A study in Britain proves that kids who enjoy the great outdoors are happier…and smarter.
A study at the Institute of Education at Plymouth University along with the U.K.’s Camping and Caravanning Club explores the relationship between the outdoors and education. A group of parents and their kids were asked a series of questions relating to “educational, psychological and social benefits of the camping experience.”
The study was run by Sue Waite, Associate Professor at the Plymouth Institute of Education. She found that four out of five parents agreed that camping had positive effects on their child’s education. Waite said;
“Interestingly, the parents surveyed believed camping supported the key curriculum subjects of Geography, History and Science.
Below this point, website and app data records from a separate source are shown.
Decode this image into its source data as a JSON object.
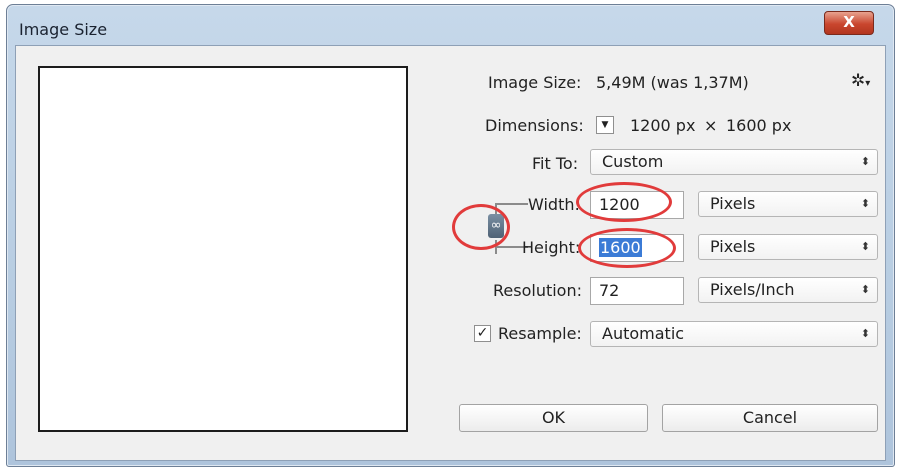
{
  "window": {
    "title": "Image Size",
    "close_label": "X"
  },
  "info": {
    "image_size_label": "Image Size:",
    "image_size_value": "5,49M (was 1,37M)",
    "dimensions_label": "Dimensions:",
    "dimensions_width": "1200 px",
    "dimensions_sep": "×",
    "dimensions_height": "1600 px"
  },
  "fit_to": {
    "label": "Fit To:",
    "value": "Custom"
  },
  "width": {
    "label": "Width:",
    "value": "1200",
    "unit": "Pixels"
  },
  "height": {
    "label": "Height:",
    "value": "1600",
    "unit": "Pixels"
  },
  "resolution": {
    "label": "Resolution:",
    "value": "72",
    "unit": "Pixels/Inch"
  },
  "resample": {
    "label": "Resample:",
    "checked": true,
    "value": "Automatic"
  },
  "buttons": {
    "ok": "OK",
    "cancel": "Cancel"
  },
  "icons": {
    "gear": "gear-icon",
    "chain": "chain-link-icon",
    "select_arrow": "updown-arrow-icon"
  },
  "colors": {
    "annotation": "#e13b3b",
    "selection": "#3b7bd6"
  }
}
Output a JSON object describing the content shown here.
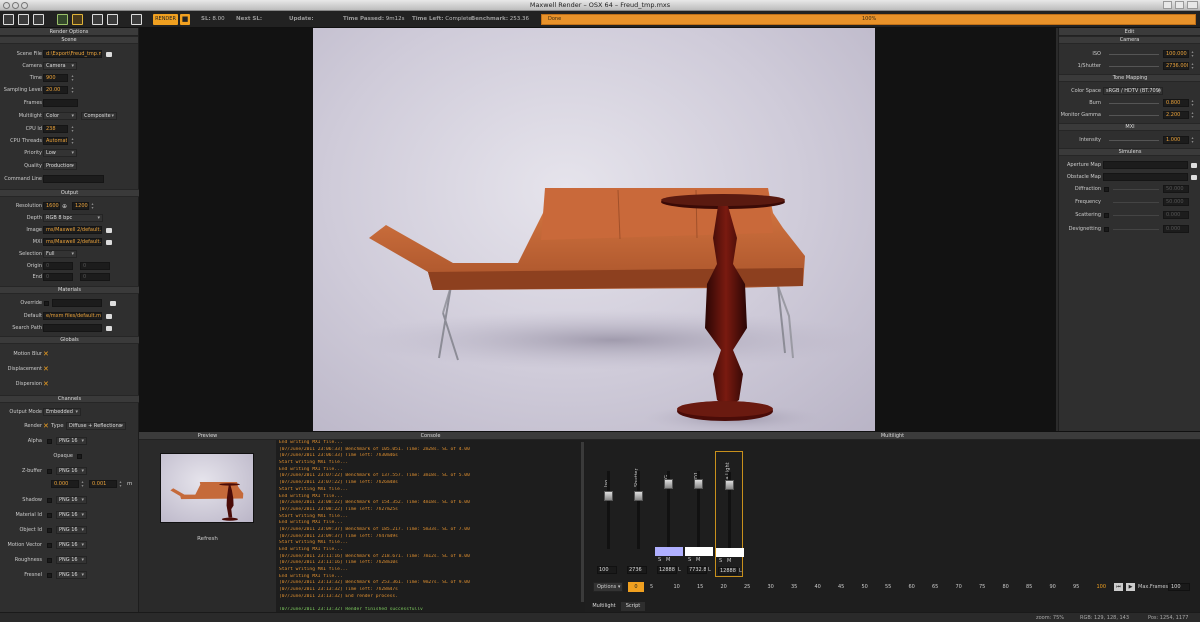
{
  "window": {
    "title": "Maxwell Render  –  OSX 64 – Freud_tmp.mxs"
  },
  "toolbar": {
    "render_label": "RENDER",
    "sl_label": "SL:",
    "sl_value": "8.00",
    "next_sl_label": "Next SL:",
    "update_label": "Update:",
    "time_passed_label": "Time Passed:",
    "time_passed_value": "9m12s",
    "time_left_label": "Time Left:",
    "time_left_value": "Complete",
    "benchmark_label": "Benchmark:",
    "benchmark_value": "253.36",
    "progress_label": "Done",
    "progress_value": "100%",
    "progress_fraction": 1.0,
    "accent": "#f0a020"
  },
  "render_options": {
    "title": "Render Options",
    "scene_section": "Scene",
    "scene_file_label": "Scene File",
    "scene_file": "d:\\Export\\Freud_tmp.mxs",
    "camera_label": "Camera",
    "camera": "Camera",
    "time_label": "Time",
    "time": "900",
    "sampling_label": "Sampling Level",
    "sampling": "20.00",
    "frames_label": "Frames",
    "frames": "",
    "multilight_label": "Multilight",
    "multilight": "Color",
    "multilight_mode": "Composite",
    "cpu_id_label": "CPU Id",
    "cpu_id": "238",
    "cpu_threads_label": "CPU Threads",
    "cpu_threads": "Automatic",
    "priority_label": "Priority",
    "priority": "Low",
    "quality_label": "Quality",
    "quality": "Production",
    "command_line_label": "Command Line",
    "command_line": "",
    "output_section": "Output",
    "resolution_label": "Resolution",
    "res_w": "1600",
    "res_h": "1200",
    "depth_label": "Depth",
    "depth": "RGB 8 bpc",
    "image_label": "Image",
    "image": "ms/Maxwell 2/default.png",
    "mxi_label": "MXI",
    "mxi": "ms/Maxwell 2/default.mxi",
    "selection_label": "Selection",
    "selection": "Full",
    "origin_label": "Origin",
    "origin_x": "0",
    "origin_y": "0",
    "end_label": "End",
    "end_x": "0",
    "end_y": "0",
    "materials_section": "Materials",
    "override_label": "Override",
    "override": "",
    "default_label": "Default",
    "default": "e/mxm files/default.mxm",
    "search_path_label": "Search Path",
    "search_path": "",
    "globals_section": "Globals",
    "motion_blur_label": "Motion Blur",
    "displacement_label": "Displacement",
    "dispersion_label": "Dispersion",
    "channels_section": "Channels",
    "output_mode_label": "Output Mode",
    "output_mode": "Embedded",
    "render_label": "Render",
    "type_label": "Type",
    "render_type": "Diffuse + Reflections",
    "alpha_label": "Alpha",
    "alpha": "PNG 16",
    "opaque_label": "Opaque",
    "zbuffer_label": "Z-buffer",
    "zbuffer": "PNG 16",
    "z_min": "0.000",
    "z_max": "0.001",
    "z_unit": "m",
    "shadow_label": "Shadow",
    "shadow": "PNG 16",
    "material_id_label": "Material Id",
    "material_id": "PNG 16",
    "object_id_label": "Object Id",
    "object_id": "PNG 16",
    "motion_vector_label": "Motion Vector",
    "motion_vector": "PNG 16",
    "roughness_label": "Roughness",
    "roughness": "PNG 16",
    "fresnel_label": "Fresnel",
    "fresnel": "PNG 16"
  },
  "edit": {
    "title": "Edit",
    "camera_section": "Camera",
    "iso_label": "ISO",
    "iso": "100.000",
    "shutter_label": "1/Shutter",
    "shutter": "2736.000",
    "tone_section": "Tone Mapping",
    "color_space_label": "Color Space",
    "color_space": "sRGB / HDTV (BT.709)",
    "burn_label": "Burn",
    "burn": "0.800",
    "gamma_label": "Monitor Gamma",
    "gamma": "2.200",
    "mxi_section": "MXI",
    "intensity_label": "Intensity",
    "intensity": "1.000",
    "simulens_section": "Simulens",
    "aperture_label": "Aperture Map",
    "obstacle_label": "Obstacle Map",
    "diffraction_label": "Diffraction",
    "diffraction": "50.000",
    "frequency_label": "Frequency",
    "frequency": "50.000",
    "scattering_label": "Scattering",
    "scattering": "0.000",
    "devignetting_label": "Devignetting",
    "devignetting": "0.000"
  },
  "preview": {
    "title": "Preview",
    "refresh_label": "Refresh"
  },
  "console": {
    "title": "Console",
    "lines": [
      "End writing MXI file...",
      "[07/June/2011 23:06:33] Benchmark of 105.051. Time: 2m28s. SL of 4.00",
      "[07/June/2011 23:06:33] Time left: 7h30m46s",
      "Start writing MXI file...",
      "End writing MXI file...",
      "[07/June/2011 23:07:22] Benchmark of 137.557. Time: 3m18s. SL of 5.00",
      "[07/June/2011 23:07:22] Time left: 7h26m48s",
      "Start writing MXI file...",
      "End writing MXI file...",
      "[07/June/2011 23:08:22] Benchmark of 154.352. Time: 4m18s. SL of 6.00",
      "[07/June/2011 23:08:22] Time left: 7h27m25s",
      "Start writing MXI file...",
      "End writing MXI file...",
      "[07/June/2011 23:09:37] Benchmark of 185.217. Time: 5m33s. SL of 7.00",
      "[07/June/2011 23:09:37] Time left: 7h47m49s",
      "Start writing MXI file...",
      "End writing MXI file...",
      "[07/June/2011 23:11:16] Benchmark of 218.671. Time: 7m12s. SL of 8.00",
      "[07/June/2011 23:11:16] Time left: 7h28m10s",
      "Start writing MXI file...",
      "End writing MXI file...",
      "[07/June/2011 23:13:32] Benchmark of 253.361. Time: 9m27s. SL of 9.00",
      "[07/June/2011 23:13:32] Time left: 7h28m47s",
      "[07/June/2011 23:13:32] End render process.",
      "",
      "[07/June/2011 23:13:32] Render finished successfully"
    ]
  },
  "multilight": {
    "title": "Multilight",
    "channels": [
      {
        "name": "Iso",
        "value": "100"
      },
      {
        "name": "Shutter",
        "value": "2736"
      },
      {
        "name": "IBKG",
        "value": "12888"
      },
      {
        "name": "IBKD1",
        "value": "7732.8"
      },
      {
        "name": "Area Light",
        "value": "12888"
      }
    ],
    "s_label": "S",
    "m_label": "M",
    "l_label": "L",
    "options_label": "Options",
    "frame_value": "0",
    "scale": [
      "5",
      "10",
      "15",
      "20",
      "25",
      "30",
      "35",
      "40",
      "45",
      "50",
      "55",
      "60",
      "65",
      "70",
      "75",
      "80",
      "85",
      "90",
      "95",
      "100"
    ],
    "max_frames_label": "Max.Frames",
    "max_frames": "100",
    "tabs": [
      "Multilight",
      "Script"
    ]
  },
  "status": {
    "zoom": "zoom: 75%",
    "rgb": "RGB: 129, 128, 143",
    "pos": "Pos: 1254, 1177"
  }
}
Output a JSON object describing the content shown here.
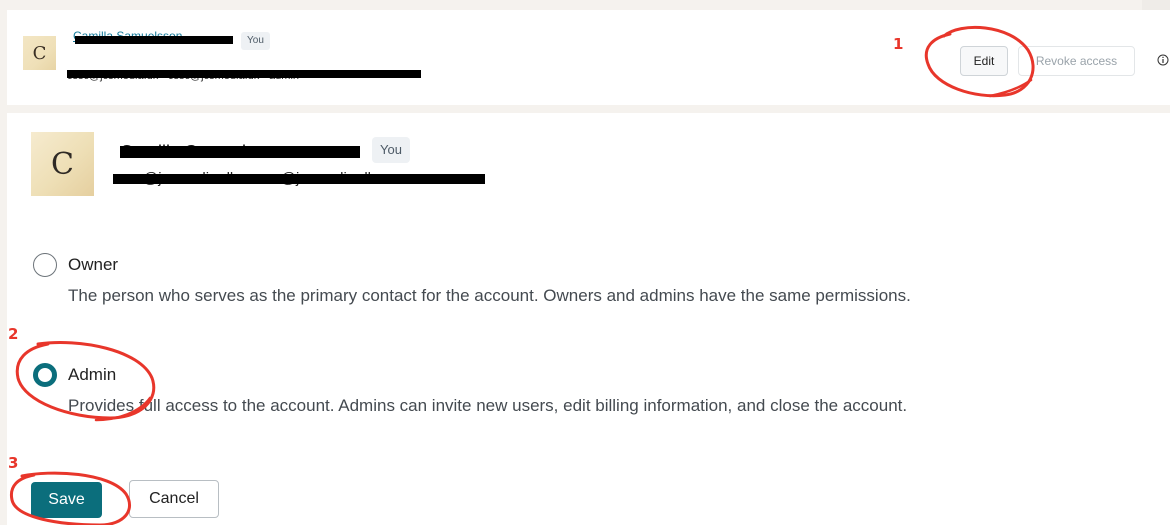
{
  "top_row": {
    "avatar_letter": "C",
    "name": "Camilla Samuelsson",
    "badge": "You",
    "email": "cssc@jcsmedia.dk · cssc@jcsmedia.dk · admin",
    "edit_label": "Edit",
    "revoke_label": "Revoke access"
  },
  "main_card": {
    "avatar_letter": "C",
    "name": "Camilla Samuelsson",
    "badge": "You",
    "email": "cssc@jcsmedia.dk · cssc@jcsmedia.dk",
    "roles": [
      {
        "label": "Owner",
        "description": "The person who serves as the primary contact for the account. Owners and admins have the same permissions.",
        "selected": false
      },
      {
        "label": "Admin",
        "description": "Provides full access to the account. Admins can invite new users, edit billing information, and close the account.",
        "selected": true
      }
    ],
    "save_label": "Save",
    "cancel_label": "Cancel"
  },
  "annotations": {
    "steps": [
      "1",
      "2",
      "3"
    ],
    "color": "#e8362b"
  },
  "colors": {
    "accent": "#0b6e7c",
    "link": "#137a9a"
  },
  "icons": {
    "info": "info-icon"
  }
}
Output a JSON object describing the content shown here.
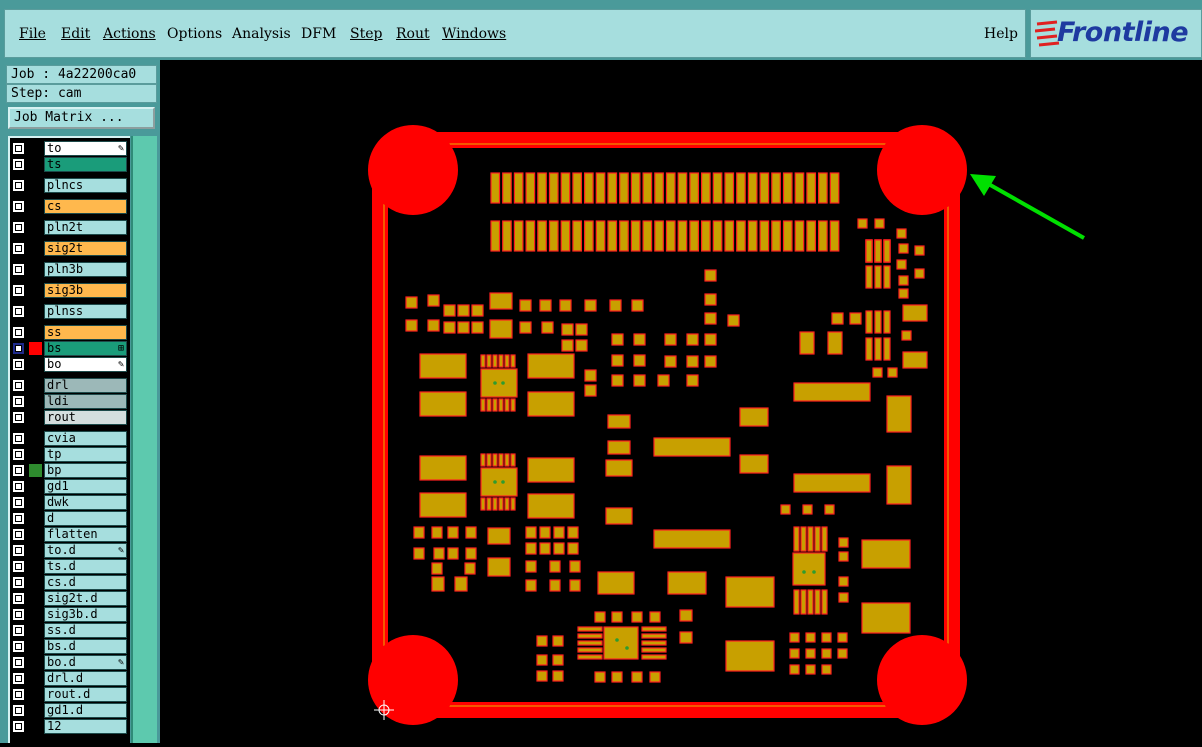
{
  "menu": {
    "file": "File",
    "edit": "Edit",
    "actions": "Actions",
    "options": "Options",
    "analysis": "Analysis",
    "dfm": "DFM",
    "step": "Step",
    "rout": "Rout",
    "windows": "Windows",
    "help": "Help"
  },
  "logo": "Frontline",
  "job_label": "Job : 4a22200ca0",
  "step_label": "Step: cam",
  "job_matrix": "Job Matrix ...",
  "layers": [
    {
      "name": "to",
      "bg": "#ffffff",
      "mark": "edit-icon",
      "group": 0
    },
    {
      "name": "ts",
      "bg": "#1a9c7a",
      "group": 0
    },
    {
      "name": "plncs",
      "bg": "#a6dede",
      "group": 1
    },
    {
      "name": "cs",
      "bg": "#ffb84d",
      "group": 2
    },
    {
      "name": "pln2t",
      "bg": "#a6dede",
      "group": 3
    },
    {
      "name": "sig2t",
      "bg": "#ffb84d",
      "group": 4
    },
    {
      "name": "pln3b",
      "bg": "#a6dede",
      "group": 5
    },
    {
      "name": "sig3b",
      "bg": "#ffb84d",
      "group": 6
    },
    {
      "name": "plnss",
      "bg": "#a6dede",
      "group": 7
    },
    {
      "name": "ss",
      "bg": "#ffb84d",
      "group": 8
    },
    {
      "name": "bs",
      "bg": "#1a9c7a",
      "color": "#ff0000",
      "active": true,
      "mark": "dots-icon",
      "group": 8
    },
    {
      "name": "bo",
      "bg": "#ffffff",
      "mark": "edit-icon",
      "group": 8
    },
    {
      "name": "drl",
      "bg": "#9cb8b8",
      "group": 9
    },
    {
      "name": "ldi",
      "bg": "#9cb8b8",
      "group": 9
    },
    {
      "name": "rout",
      "bg": "#d4dede",
      "group": 9
    },
    {
      "name": "cvia",
      "bg": "#a6dede",
      "group": 10
    },
    {
      "name": "tp",
      "bg": "#a6dede",
      "group": 10
    },
    {
      "name": "bp",
      "bg": "#a6dede",
      "color": "#2e8b2e",
      "group": 10
    },
    {
      "name": "gd1",
      "bg": "#a6dede",
      "group": 10
    },
    {
      "name": "dwk",
      "bg": "#a6dede",
      "group": 10
    },
    {
      "name": "d",
      "bg": "#a6dede",
      "group": 10
    },
    {
      "name": "flatten",
      "bg": "#a6dede",
      "group": 10
    },
    {
      "name": "to.d",
      "bg": "#a6dede",
      "mark": "edit-icon",
      "group": 10
    },
    {
      "name": "ts.d",
      "bg": "#a6dede",
      "group": 10
    },
    {
      "name": "cs.d",
      "bg": "#a6dede",
      "group": 10
    },
    {
      "name": "sig2t.d",
      "bg": "#a6dede",
      "group": 10
    },
    {
      "name": "sig3b.d",
      "bg": "#a6dede",
      "group": 10
    },
    {
      "name": "ss.d",
      "bg": "#a6dede",
      "group": 10
    },
    {
      "name": "bs.d",
      "bg": "#a6dede",
      "group": 10
    },
    {
      "name": "bo.d",
      "bg": "#a6dede",
      "mark": "edit-icon",
      "group": 10
    },
    {
      "name": "drl.d",
      "bg": "#a6dede",
      "group": 10
    },
    {
      "name": "rout.d",
      "bg": "#a6dede",
      "group": 10
    },
    {
      "name": "gd1.d",
      "bg": "#a6dede",
      "group": 10
    },
    {
      "name": "12",
      "bg": "#a6dede",
      "group": 10
    }
  ],
  "colors": {
    "board_outline": "#ff0000",
    "pad_fill": "#c8a000",
    "pad_edge": "#ff2020",
    "via_green": "#2e9c2e",
    "arrow": "#00e000"
  },
  "cursor_icon": "crosshair-icon"
}
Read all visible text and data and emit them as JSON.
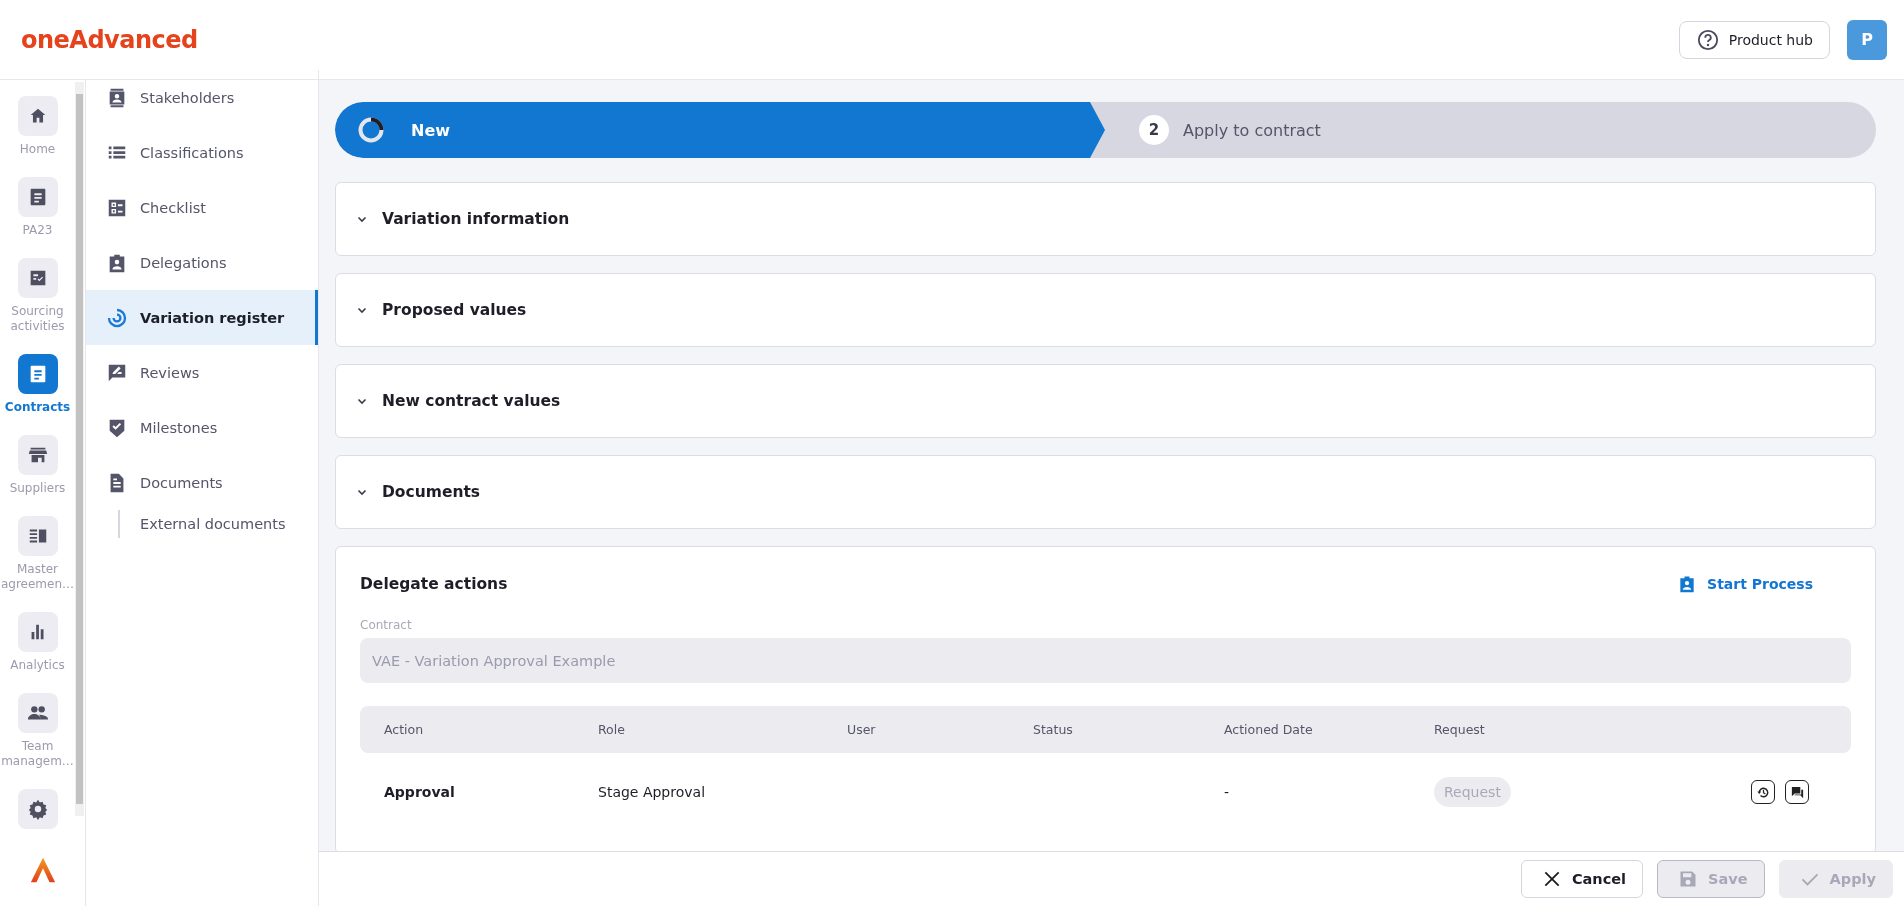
{
  "header": {
    "logo": "oneAdvanced",
    "product_hub": "Product hub",
    "avatar": "P"
  },
  "rail": {
    "items": [
      {
        "label": "Home",
        "selected": false
      },
      {
        "label": "PA23",
        "selected": false
      },
      {
        "label": "Sourcing activities",
        "selected": false
      },
      {
        "label": "Contracts",
        "selected": true
      },
      {
        "label": "Suppliers",
        "selected": false
      },
      {
        "label": "Master agreemen…",
        "selected": false
      },
      {
        "label": "Analytics",
        "selected": false
      },
      {
        "label": "Team managem…",
        "selected": false
      },
      {
        "selected": false
      }
    ]
  },
  "subnav": {
    "items": [
      {
        "label": "Stakeholders",
        "selected": false
      },
      {
        "label": "Classifications",
        "selected": false
      },
      {
        "label": "Checklist",
        "selected": false
      },
      {
        "label": "Delegations",
        "selected": false
      },
      {
        "label": "Variation register",
        "selected": true
      },
      {
        "label": "Reviews",
        "selected": false
      },
      {
        "label": "Milestones",
        "selected": false
      },
      {
        "label": "Documents",
        "selected": false,
        "children": [
          {
            "label": "External documents",
            "selected": false
          }
        ]
      }
    ]
  },
  "stepper": {
    "steps": [
      {
        "label": "New",
        "selected": true
      },
      {
        "number": "2",
        "label": "Apply to contract",
        "selected": false
      }
    ]
  },
  "sections": [
    {
      "title": "Variation information",
      "expanded": false
    },
    {
      "title": "Proposed values",
      "expanded": false
    },
    {
      "title": "New contract values",
      "expanded": false
    },
    {
      "title": "Documents",
      "expanded": false
    }
  ],
  "delegate": {
    "title": "Delegate actions",
    "action_link": "Start Process",
    "contract_label": "Contract",
    "contract_value": "VAE - Variation Approval Example",
    "columns": [
      "Action",
      "Role",
      "User",
      "Status",
      "Actioned Date",
      "Request"
    ],
    "rows": [
      {
        "action": "Approval",
        "role": "Stage Approval",
        "actioned_date": "-",
        "request": "Request",
        "request_disabled": true
      }
    ]
  },
  "footer": {
    "buttons": [
      {
        "label": "Cancel",
        "kind": "cancel",
        "disabled": false
      },
      {
        "label": "Save",
        "kind": "save",
        "disabled": true
      },
      {
        "label": "Apply",
        "kind": "apply",
        "disabled": true
      }
    ]
  }
}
And actually, that stacks up because the most common camping activities were natural – such as rock pooling and nature walks – where children were getting to understand ecosystems and identify lifeforms, respecting nature and the environment.”
The parents who participated in the study reported that the benefits of camping, and escaping technology, gave their kids more independence and confidence which helped them in the classroom because they could relate with their camping experiences.
The children who participated unanimously reported that the things they loved most about camping were “making and meeting new friends, having fun, playing outside and learning various camping skills.”
Getting kids outside and camping is beneficial for both the child and the parents. While this is not earth-shattering news to most, some need the validation of studies like this.
Britain will soon launch a new campaign linking camping and education, Get Kids Camping, based on these findings.